Exercise details: What lines below mention the word "name"? Copy each one.

Stored dataset items:
────────────────

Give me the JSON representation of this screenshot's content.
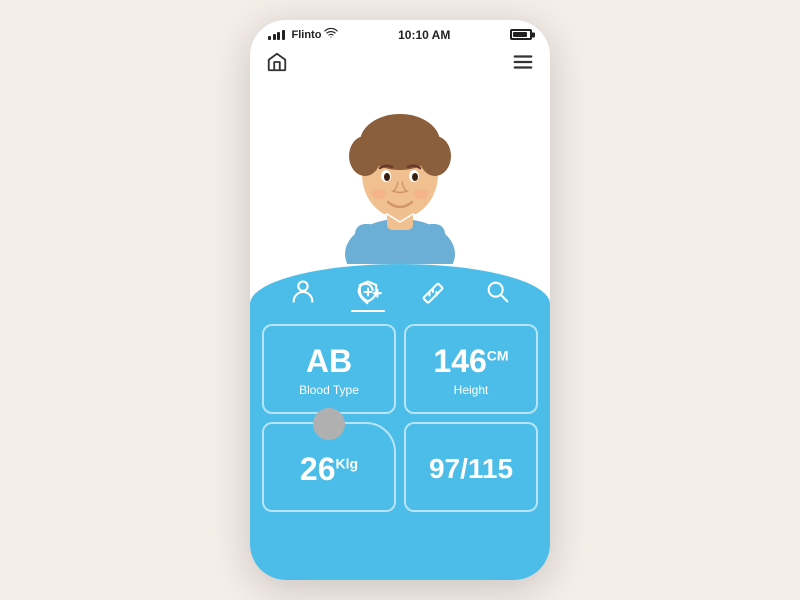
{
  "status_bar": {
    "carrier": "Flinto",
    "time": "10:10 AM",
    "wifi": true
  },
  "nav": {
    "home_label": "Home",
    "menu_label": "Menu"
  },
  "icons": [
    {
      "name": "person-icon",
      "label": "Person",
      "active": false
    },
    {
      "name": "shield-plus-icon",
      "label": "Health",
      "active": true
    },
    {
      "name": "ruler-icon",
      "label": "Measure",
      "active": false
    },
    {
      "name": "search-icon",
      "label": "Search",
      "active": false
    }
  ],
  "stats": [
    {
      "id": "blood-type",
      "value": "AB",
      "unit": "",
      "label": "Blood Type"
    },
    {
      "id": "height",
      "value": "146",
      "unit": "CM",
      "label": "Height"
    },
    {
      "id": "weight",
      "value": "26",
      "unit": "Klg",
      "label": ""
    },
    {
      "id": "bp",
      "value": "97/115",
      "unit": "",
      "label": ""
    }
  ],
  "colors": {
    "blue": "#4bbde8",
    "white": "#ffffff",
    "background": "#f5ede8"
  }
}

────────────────

Task output:
      "name": "person-icon",
      "name": "shield-plus-icon",
      "name": "ruler-icon",
      "name": "search-icon",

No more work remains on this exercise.